As an Employee Support Coach, I have trained intensively in diverse and accredited therapies.
Working with forward-thinking HR leaders, Beyond EAP provides specialist support for life’s toughest challenges.
These challenges come in many forms, and they affect all of us in different ways. It is therefore important that I can draw upon a range of techniques for each individual employee I work with, to help them build emotional resilience for the future.
One of the most effective therapies I choose to work with is EMDR (Eye Movement Desensitisation and Reprocessing.)
Developed in the 1980s by the US psychotherapist Francine Shapiro, EMDR is a form of therapy that helps people recover from trauma caused by distressing past events. It is recognised by the National Institute for Health and Care Excellence (NICE) as a treatment for post-traumatic stress disorder (PTSD).
What kind of trauma does EMDR help with?
I have witnessed truly transformative results from my employee work with EMDR over the years.
However, this therapy has largely flown under the radar, until Prince Harry was filmed undergoing EMDR during a recent episode of ‘The Me You Can’t See’, a five-part Apple TV series about mental health.
Some viewers may have been surprised to hear the prince talk about the trauma he still felt following the death of his mother, which happened when he was just 12 years old.
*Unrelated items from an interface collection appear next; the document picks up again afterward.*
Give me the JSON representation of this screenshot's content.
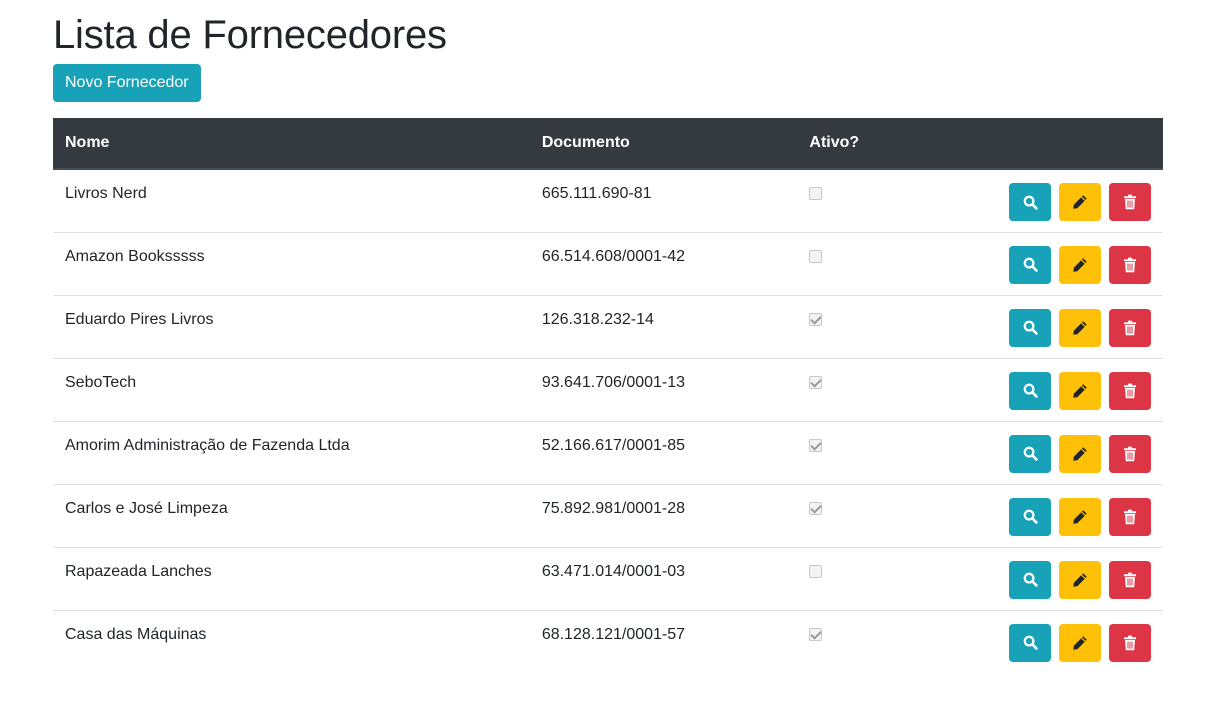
{
  "page": {
    "title": "Lista de Fornecedores",
    "new_button_label": "Novo Fornecedor"
  },
  "table": {
    "headers": {
      "nome": "Nome",
      "documento": "Documento",
      "ativo": "Ativo?"
    },
    "rows": [
      {
        "nome": "Livros Nerd",
        "documento": "665.111.690-81",
        "ativo": false
      },
      {
        "nome": "Amazon Booksssss",
        "documento": "66.514.608/0001-42",
        "ativo": false
      },
      {
        "nome": "Eduardo Pires Livros",
        "documento": "126.318.232-14",
        "ativo": true
      },
      {
        "nome": "SeboTech",
        "documento": "93.641.706/0001-13",
        "ativo": true
      },
      {
        "nome": "Amorim Administração de Fazenda Ltda",
        "documento": "52.166.617/0001-85",
        "ativo": true
      },
      {
        "nome": "Carlos e José Limpeza",
        "documento": "75.892.981/0001-28",
        "ativo": true
      },
      {
        "nome": "Rapazeada Lanches",
        "documento": "63.471.014/0001-03",
        "ativo": false
      },
      {
        "nome": "Casa das Máquinas",
        "documento": "68.128.121/0001-57",
        "ativo": true
      }
    ],
    "row_actions": [
      "search-icon",
      "pencil-icon",
      "trash-icon"
    ]
  },
  "colors": {
    "info": "#17a2b8",
    "warning": "#ffc107",
    "danger": "#dc3545",
    "header_dark": "#343a40"
  }
}
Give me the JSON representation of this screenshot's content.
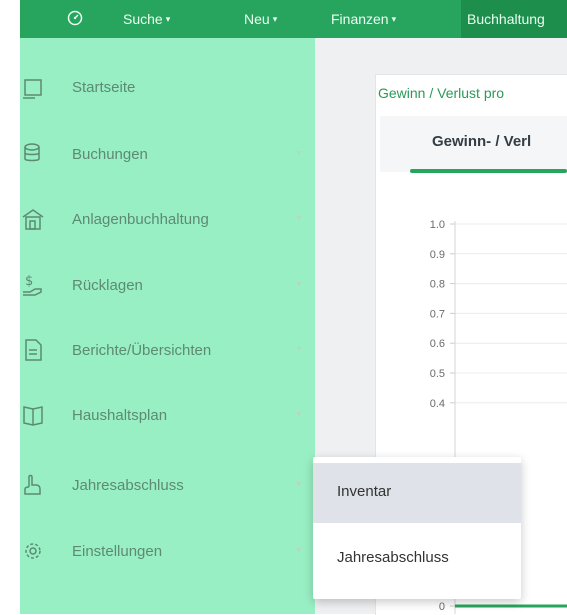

Along with the excessive scrutiny of his family by UK tabloids, he linked this childhood event to experiencing fear and discomfort as an adult, particularly when he travelled to London.
Many distressing life experiences, such as being involved in an accident, a surprise bereavement, or witnessing a terrorist attack, can leave a negative imprint on the brain that can remain for many years.
It is also worth remembering that trauma can also result from what may seem like ‘everyday’ life experiences, such as divorce, miscarriage, or an upsetting incident at work.
These are all examples of issues that I have seen respond extremely well to EMDR therapy, which in essence helps the brain to reprocess a distressing memory. This both reduces its intensity and desensitises its emotional impact.
"For me, therapy has equipped me to be able to take on anything" (Prince Harry)
A useful benefit of EMDR is that it often works much faster than traditional talking therapies, which can be complicated, and more focused on reliving painful events in depth.
While the number of sessions needed will vary from person to person, EMDR works quickly in most cases, with controlled studies showing that a single trauma can be processed within 3-4 sessions in 80–90% of participants. Many people report feeling a sense of calm after just one session.
EMDR also creates self-healing in the following days and weeks, which helps people to build emotional resilience, frees them from unwanted emotions, and allows them to let go and move forwards with life and work.
Find out more about EMDR for your employees
My website describes EMDR in depth, describing the process, what symptoms to look for in your employees, and answering some of the most common questions.
As an EMDR practitioner for many years, I understand its value, and I am hugely grateful to Prince Harry for drawing attention to this ground-breaking therapy.
I now look forward to discussing how EMDR can support your employees, helping them to process trauma, and return to their lives and work feeling ready to face the future.
To arrange a confidential, no-obligation discussion, contact us here.